* **EXERCISE**:
Restate word for word every entry that appears below, skipping its pictures.

* **DATA**:
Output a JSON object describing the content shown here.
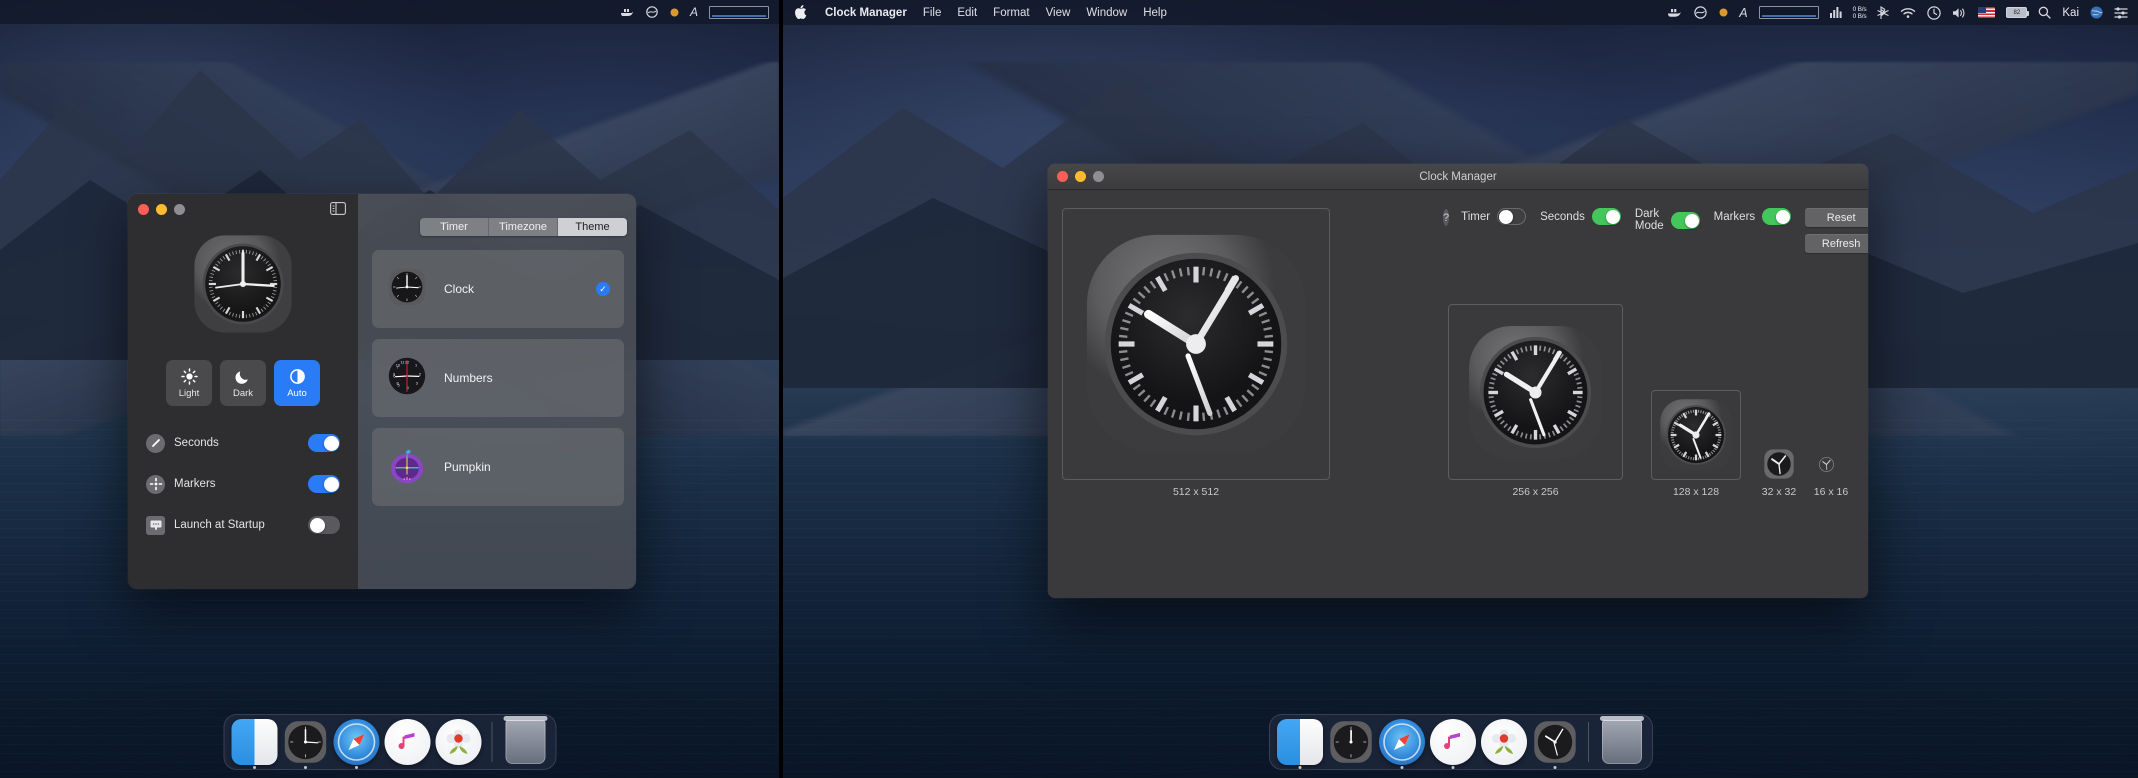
{
  "left_screen": {
    "menubar": {
      "status_icons": [
        "docker-icon",
        "cloud-sync-icon",
        "orange-dot-icon",
        "text-input-A-icon",
        "network-graph-icon"
      ]
    },
    "prefs_window": {
      "sidebar_toggle_icon": "sidebar-toggle-icon",
      "preview_clock_label": "clock-preview",
      "appearance": {
        "options": [
          {
            "label": "Light",
            "icon": "sun-icon",
            "selected": false
          },
          {
            "label": "Dark",
            "icon": "moon-icon",
            "selected": false
          },
          {
            "label": "Auto",
            "icon": "half-circle-icon",
            "selected": true
          }
        ]
      },
      "switches": [
        {
          "label": "Seconds",
          "icon": "second-hand-icon",
          "on": true
        },
        {
          "label": "Markers",
          "icon": "markers-icon",
          "on": true
        },
        {
          "label": "Launch at Startup",
          "icon": "display-icon",
          "on": false
        }
      ],
      "tabs": [
        {
          "label": "Timer",
          "selected": false
        },
        {
          "label": "Timezone",
          "selected": false
        },
        {
          "label": "Theme",
          "selected": true
        }
      ],
      "themes": [
        {
          "label": "Clock",
          "selected": true,
          "icon": "clock-theme-icon"
        },
        {
          "label": "Numbers",
          "selected": false,
          "icon": "numbers-theme-icon"
        },
        {
          "label": "Pumpkin",
          "selected": false,
          "icon": "pumpkin-theme-icon"
        }
      ],
      "check_glyph": "✓"
    },
    "dock": {
      "items": [
        {
          "name": "finder",
          "running": true
        },
        {
          "name": "clock",
          "running": true
        },
        {
          "name": "safari",
          "running": true
        },
        {
          "name": "music",
          "running": false
        },
        {
          "name": "photos",
          "running": false
        }
      ],
      "trash": "trash"
    }
  },
  "right_screen": {
    "menubar": {
      "apple_glyph": "",
      "app_name": "Clock Manager",
      "menus": [
        "File",
        "Edit",
        "Format",
        "View",
        "Window",
        "Help"
      ],
      "network_rate": "0 B/s\n0 B/s",
      "battery_text": "82",
      "user": "Kai",
      "status_icons": [
        "docker-icon",
        "cloud-sync-icon",
        "orange-dot-icon",
        "text-input-A-icon",
        "network-box-icon",
        "audio-meter-icon",
        "network-rate-icon",
        "bluetooth-icon",
        "wifi-icon",
        "time-machine-icon",
        "volume-icon",
        "flag-icon",
        "battery-icon",
        "search-icon",
        "user-icon",
        "globe-icon",
        "control-center-icon"
      ]
    },
    "window": {
      "title": "Clock Manager",
      "help_glyph": "?",
      "toggles": [
        {
          "label": "Timer",
          "on": false
        },
        {
          "label": "Seconds",
          "on": true
        },
        {
          "label": "Dark Mode",
          "on": true
        },
        {
          "label": "Markers",
          "on": true
        }
      ],
      "buttons": [
        {
          "label": "Reset"
        },
        {
          "label": "Refresh"
        }
      ],
      "previews": [
        {
          "caption": "512 x 512"
        },
        {
          "caption": "256 x 256"
        },
        {
          "caption": "128 x 128"
        },
        {
          "caption": "32 x 32"
        },
        {
          "caption": "16 x 16"
        }
      ]
    },
    "dock": {
      "items": [
        {
          "name": "finder",
          "running": true
        },
        {
          "name": "clock",
          "running": false
        },
        {
          "name": "safari",
          "running": true
        },
        {
          "name": "music",
          "running": true
        },
        {
          "name": "photos",
          "running": false
        },
        {
          "name": "clock-manager",
          "running": true
        }
      ],
      "trash": "trash"
    }
  },
  "colors": {
    "accent_blue": "#2a7bf6",
    "toggle_green": "#43c75a",
    "window_bg": "#3a3a3c",
    "prefs_bg": "#2e2e30"
  }
}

* **THE COMPLETED TASK**:
Output a JSON object describing the content shown here.
{
  "left_screen": {
    "menubar": {
      "status_icons": [
        "docker-icon",
        "cloud-sync-icon",
        "orange-dot-icon",
        "text-input-A-icon",
        "network-graph-icon"
      ]
    },
    "prefs_window": {
      "sidebar_toggle_icon": "sidebar-toggle-icon",
      "preview_clock_label": "clock-preview",
      "appearance": {
        "options": [
          {
            "label": "Light",
            "icon": "sun-icon",
            "selected": false
          },
          {
            "label": "Dark",
            "icon": "moon-icon",
            "selected": false
          },
          {
            "label": "Auto",
            "icon": "half-circle-icon",
            "selected": true
          }
        ]
      },
      "switches": [
        {
          "label": "Seconds",
          "icon": "second-hand-icon",
          "on": true
        },
        {
          "label": "Markers",
          "icon": "markers-icon",
          "on": true
        },
        {
          "label": "Launch at Startup",
          "icon": "display-icon",
          "on": false
        }
      ],
      "tabs": [
        {
          "label": "Timer",
          "selected": false
        },
        {
          "label": "Timezone",
          "selected": false
        },
        {
          "label": "Theme",
          "selected": true
        }
      ],
      "themes": [
        {
          "label": "Clock",
          "selected": true,
          "icon": "clock-theme-icon"
        },
        {
          "label": "Numbers",
          "selected": false,
          "icon": "numbers-theme-icon"
        },
        {
          "label": "Pumpkin",
          "selected": false,
          "icon": "pumpkin-theme-icon"
        }
      ],
      "check_glyph": "✓"
    },
    "dock": {
      "items": [
        {
          "name": "finder",
          "running": true
        },
        {
          "name": "clock",
          "running": true
        },
        {
          "name": "safari",
          "running": true
        },
        {
          "name": "music",
          "running": false
        },
        {
          "name": "photos",
          "running": false
        }
      ],
      "trash": "trash"
    }
  },
  "right_screen": {
    "menubar": {
      "apple_glyph": "",
      "app_name": "Clock Manager",
      "menus": [
        "File",
        "Edit",
        "Format",
        "View",
        "Window",
        "Help"
      ],
      "network_rate": "0 B/s\n0 B/s",
      "battery_text": "82",
      "user": "Kai",
      "status_icons": [
        "docker-icon",
        "cloud-sync-icon",
        "orange-dot-icon",
        "text-input-A-icon",
        "network-box-icon",
        "audio-meter-icon",
        "network-rate-icon",
        "bluetooth-icon",
        "wifi-icon",
        "time-machine-icon",
        "volume-icon",
        "flag-icon",
        "battery-icon",
        "search-icon",
        "user-icon",
        "globe-icon",
        "control-center-icon"
      ]
    },
    "window": {
      "title": "Clock Manager",
      "help_glyph": "?",
      "toggles": [
        {
          "label": "Timer",
          "on": false
        },
        {
          "label": "Seconds",
          "on": true
        },
        {
          "label": "Dark Mode",
          "on": true
        },
        {
          "label": "Markers",
          "on": true
        }
      ],
      "buttons": [
        {
          "label": "Reset"
        },
        {
          "label": "Refresh"
        }
      ],
      "previews": [
        {
          "caption": "512 x 512"
        },
        {
          "caption": "256 x 256"
        },
        {
          "caption": "128 x 128"
        },
        {
          "caption": "32 x 32"
        },
        {
          "caption": "16 x 16"
        }
      ]
    },
    "dock": {
      "items": [
        {
          "name": "finder",
          "running": true
        },
        {
          "name": "clock",
          "running": false
        },
        {
          "name": "safari",
          "running": true
        },
        {
          "name": "music",
          "running": true
        },
        {
          "name": "photos",
          "running": false
        },
        {
          "name": "clock-manager",
          "running": true
        }
      ],
      "trash": "trash"
    }
  },
  "colors": {
    "accent_blue": "#2a7bf6",
    "toggle_green": "#43c75a",
    "window_bg": "#3a3a3c",
    "prefs_bg": "#2e2e30"
  }
}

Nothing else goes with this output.